EXERCISE: Your task is to copy the listing exactly, with the pictures left out.
%%
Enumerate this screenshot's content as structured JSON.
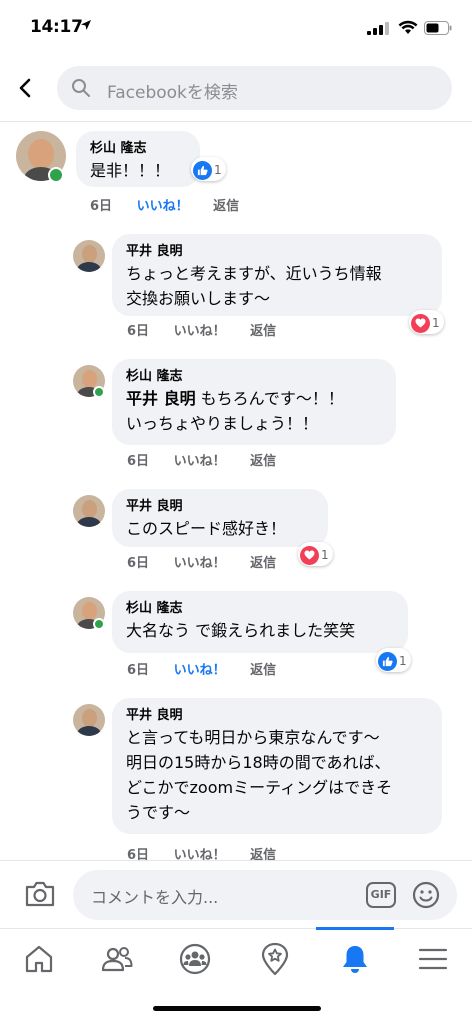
{
  "status_bar": {
    "time": "14:17"
  },
  "search": {
    "placeholder": "Facebookを検索"
  },
  "comments": [
    {
      "author": "杉山 隆志",
      "text": "是非！！！",
      "time": "6日",
      "like_label": "いいね！",
      "reply_label": "返信",
      "liked": true,
      "reaction": "like",
      "reaction_count": "1"
    },
    {
      "author": "平井 良明",
      "text": "ちょっと考えますが、近いうち情報\n交換お願いします〜",
      "time": "6日",
      "like_label": "いいね！",
      "reply_label": "返信",
      "liked": false,
      "reaction": "love",
      "reaction_count": "1"
    },
    {
      "author": "杉山 隆志",
      "mention": "平井 良明",
      "text": " もちろんです〜！！\nいっちょやりましょう！！",
      "time": "6日",
      "like_label": "いいね！",
      "reply_label": "返信",
      "liked": false
    },
    {
      "author": "平井 良明",
      "text": "このスピード感好き！",
      "time": "6日",
      "like_label": "いいね！",
      "reply_label": "返信",
      "liked": false,
      "reaction": "love",
      "reaction_count": "1"
    },
    {
      "author": "杉山 隆志",
      "text": "大名なう で鍛えられました笑笑",
      "time": "6日",
      "like_label": "いいね！",
      "reply_label": "返信",
      "liked": true,
      "reaction": "like",
      "reaction_count": "1"
    },
    {
      "author": "平井 良明",
      "text": "と言っても明日から東京なんです〜\n明日の15時から18時の間であれば、\nどこかでzoomミーティングはできそ\nうです〜",
      "time": "6日",
      "like_label": "いいね！",
      "reply_label": "返信",
      "liked": false
    }
  ],
  "composer": {
    "placeholder": "コメントを入力...",
    "gif_label": "GIF"
  },
  "tabs": [
    {
      "icon": "home-icon"
    },
    {
      "icon": "friends-icon"
    },
    {
      "icon": "groups-icon"
    },
    {
      "icon": "pages-icon"
    },
    {
      "icon": "notifications-icon",
      "active": true
    },
    {
      "icon": "menu-icon"
    }
  ],
  "colors": {
    "accent": "#1877f2",
    "love": "#f33e58",
    "online": "#31a24c",
    "bubble": "#f0f2f5"
  }
}
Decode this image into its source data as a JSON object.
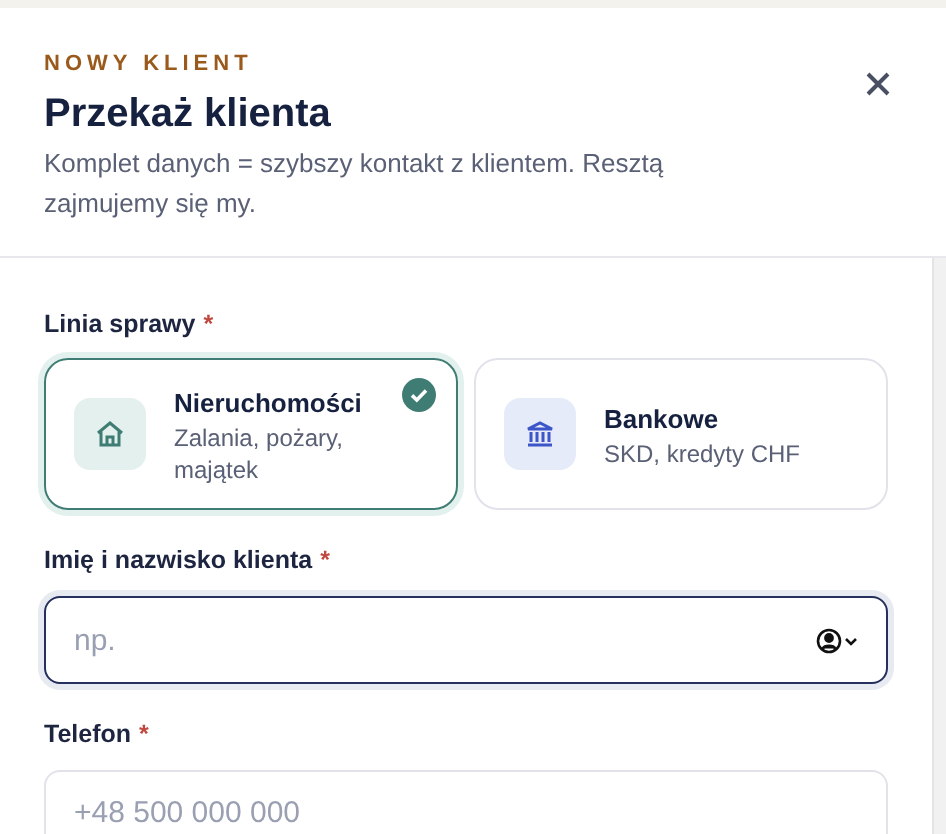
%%
WRITTEN SOLUTION:
Enumerate this screenshot's content as structured JSON.
{
  "status_bar": {
    "time": "14:17"
  },
  "search": {
    "placeholder": "Facebookを検索"
  },
  "comments": [
    {
      "author": "杉山 隆志",
      "text": "是非！！！",
      "time": "6日",
      "like_label": "いいね！",
      "reply_label": "返信",
      "liked": true,
      "reaction": "like",
      "reaction_count": "1"
    },
    {
      "author": "平井 良明",
      "text": "ちょっと考えますが、近いうち情報\n交換お願いします〜",
      "time": "6日",
      "like_label": "いいね！",
      "reply_label": "返信",
      "liked": false,
      "reaction": "love",
      "reaction_count": "1"
    },
    {
      "author": "杉山 隆志",
      "mention": "平井 良明",
      "text": " もちろんです〜！！\nいっちょやりましょう！！",
      "time": "6日",
      "like_label": "いいね！",
      "reply_label": "返信",
      "liked": false
    },
    {
      "author": "平井 良明",
      "text": "このスピード感好き！",
      "time": "6日",
      "like_label": "いいね！",
      "reply_label": "返信",
      "liked": false,
      "reaction": "love",
      "reaction_count": "1"
    },
    {
      "author": "杉山 隆志",
      "text": "大名なう で鍛えられました笑笑",
      "time": "6日",
      "like_label": "いいね！",
      "reply_label": "返信",
      "liked": true,
      "reaction": "like",
      "reaction_count": "1"
    },
    {
      "author": "平井 良明",
      "text": "と言っても明日から東京なんです〜\n明日の15時から18時の間であれば、\nどこかでzoomミーティングはできそ\nうです〜",
      "time": "6日",
      "like_label": "いいね！",
      "reply_label": "返信",
      "liked": false
    }
  ],
  "composer": {
    "placeholder": "コメントを入力...",
    "gif_label": "GIF"
  },
  "tabs": [
    {
      "icon": "home-icon"
    },
    {
      "icon": "friends-icon"
    },
    {
      "icon": "groups-icon"
    },
    {
      "icon": "pages-icon"
    },
    {
      "icon": "notifications-icon",
      "active": true
    },
    {
      "icon": "menu-icon"
    }
  ],
  "colors": {
    "accent": "#1877f2",
    "love": "#f33e58",
    "online": "#31a24c",
    "bubble": "#f0f2f5"
  }
}
Decode this image into its source data as a JSON object.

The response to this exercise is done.